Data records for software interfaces
* * * * *
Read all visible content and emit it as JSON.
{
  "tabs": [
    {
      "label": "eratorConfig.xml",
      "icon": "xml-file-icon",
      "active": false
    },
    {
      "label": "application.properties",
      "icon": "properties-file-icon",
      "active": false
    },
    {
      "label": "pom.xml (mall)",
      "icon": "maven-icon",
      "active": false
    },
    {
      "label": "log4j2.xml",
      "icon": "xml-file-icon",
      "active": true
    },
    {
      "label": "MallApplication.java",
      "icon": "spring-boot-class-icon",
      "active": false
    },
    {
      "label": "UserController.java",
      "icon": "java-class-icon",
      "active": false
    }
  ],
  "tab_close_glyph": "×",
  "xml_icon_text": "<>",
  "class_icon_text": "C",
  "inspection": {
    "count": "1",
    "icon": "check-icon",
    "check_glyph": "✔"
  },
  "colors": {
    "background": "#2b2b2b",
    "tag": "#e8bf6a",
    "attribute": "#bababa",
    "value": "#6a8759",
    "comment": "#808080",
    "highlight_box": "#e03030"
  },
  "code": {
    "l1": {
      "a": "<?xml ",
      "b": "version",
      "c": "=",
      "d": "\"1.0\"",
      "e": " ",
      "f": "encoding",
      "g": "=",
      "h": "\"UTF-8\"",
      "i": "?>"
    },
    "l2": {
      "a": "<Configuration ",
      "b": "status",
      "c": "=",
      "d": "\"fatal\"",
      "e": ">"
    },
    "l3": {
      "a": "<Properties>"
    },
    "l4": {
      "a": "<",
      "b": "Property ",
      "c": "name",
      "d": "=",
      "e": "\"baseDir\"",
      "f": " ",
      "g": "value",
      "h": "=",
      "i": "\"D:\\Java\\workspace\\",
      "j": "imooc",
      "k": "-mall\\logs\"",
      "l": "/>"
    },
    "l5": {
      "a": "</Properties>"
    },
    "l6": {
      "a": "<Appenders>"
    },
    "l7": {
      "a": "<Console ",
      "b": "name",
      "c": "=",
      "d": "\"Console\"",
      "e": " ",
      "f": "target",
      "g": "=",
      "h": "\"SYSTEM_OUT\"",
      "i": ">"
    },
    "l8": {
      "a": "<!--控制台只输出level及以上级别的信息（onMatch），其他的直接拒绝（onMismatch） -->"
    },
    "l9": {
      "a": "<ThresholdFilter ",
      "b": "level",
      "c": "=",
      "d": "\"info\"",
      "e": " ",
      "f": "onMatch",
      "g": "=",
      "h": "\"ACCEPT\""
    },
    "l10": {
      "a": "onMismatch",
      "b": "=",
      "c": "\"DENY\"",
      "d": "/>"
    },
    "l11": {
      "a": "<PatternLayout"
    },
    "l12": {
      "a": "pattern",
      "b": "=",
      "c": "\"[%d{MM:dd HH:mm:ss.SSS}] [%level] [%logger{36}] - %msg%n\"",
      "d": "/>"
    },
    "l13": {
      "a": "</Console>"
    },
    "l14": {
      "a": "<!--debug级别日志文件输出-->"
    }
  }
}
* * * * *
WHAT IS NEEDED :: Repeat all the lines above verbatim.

EXERCISE ANSWER ::
Read all visible content and emit it as JSON.
{
  "tabs": [
    {
      "label": "eratorConfig.xml",
      "icon": "xml-file-icon",
      "active": false
    },
    {
      "label": "application.properties",
      "icon": "properties-file-icon",
      "active": false
    },
    {
      "label": "pom.xml (mall)",
      "icon": "maven-icon",
      "active": false
    },
    {
      "label": "log4j2.xml",
      "icon": "xml-file-icon",
      "active": true
    },
    {
      "label": "MallApplication.java",
      "icon": "spring-boot-class-icon",
      "active": false
    },
    {
      "label": "UserController.java",
      "icon": "java-class-icon",
      "active": false
    }
  ],
  "tab_close_glyph": "×",
  "xml_icon_text": "<>",
  "class_icon_text": "C",
  "inspection": {
    "count": "1",
    "icon": "check-icon",
    "check_glyph": "✔"
  },
  "colors": {
    "background": "#2b2b2b",
    "tag": "#e8bf6a",
    "attribute": "#bababa",
    "value": "#6a8759",
    "comment": "#808080",
    "highlight_box": "#e03030"
  },
  "code": {
    "l1": {
      "a": "<?xml ",
      "b": "version",
      "c": "=",
      "d": "\"1.0\"",
      "e": " ",
      "f": "encoding",
      "g": "=",
      "h": "\"UTF-8\"",
      "i": "?>"
    },
    "l2": {
      "a": "<Configuration ",
      "b": "status",
      "c": "=",
      "d": "\"fatal\"",
      "e": ">"
    },
    "l3": {
      "a": "<Properties>"
    },
    "l4": {
      "a": "<",
      "b": "Property ",
      "c": "name",
      "d": "=",
      "e": "\"baseDir\"",
      "f": " ",
      "g": "value",
      "h": "=",
      "i": "\"D:\\Java\\workspace\\",
      "j": "imooc",
      "k": "-mall\\logs\"",
      "l": "/>"
    },
    "l5": {
      "a": "</Properties>"
    },
    "l6": {
      "a": "<Appenders>"
    },
    "l7": {
      "a": "<Console ",
      "b": "name",
      "c": "=",
      "d": "\"Console\"",
      "e": " ",
      "f": "target",
      "g": "=",
      "h": "\"SYSTEM_OUT\"",
      "i": ">"
    },
    "l8": {
      "a": "<!--控制台只输出level及以上级别的信息（onMatch），其他的直接拒绝（onMismatch） -->"
    },
    "l9": {
      "a": "<ThresholdFilter ",
      "b": "level",
      "c": "=",
      "d": "\"info\"",
      "e": " ",
      "f": "onMatch",
      "g": "=",
      "h": "\"ACCEPT\""
    },
    "l10": {
      "a": "onMismatch",
      "b": "=",
      "c": "\"DENY\"",
      "d": "/>"
    },
    "l11": {
      "a": "<PatternLayout"
    },
    "l12": {
      "a": "pattern",
      "b": "=",
      "c": "\"[%d{MM:dd HH:mm:ss.SSS}] [%level] [%logger{36}] - %msg%n\"",
      "d": "/>"
    },
    "l13": {
      "a": "</Console>"
    },
    "l14": {
      "a": "<!--debug级别日志文件输出-->"
    }
  }
}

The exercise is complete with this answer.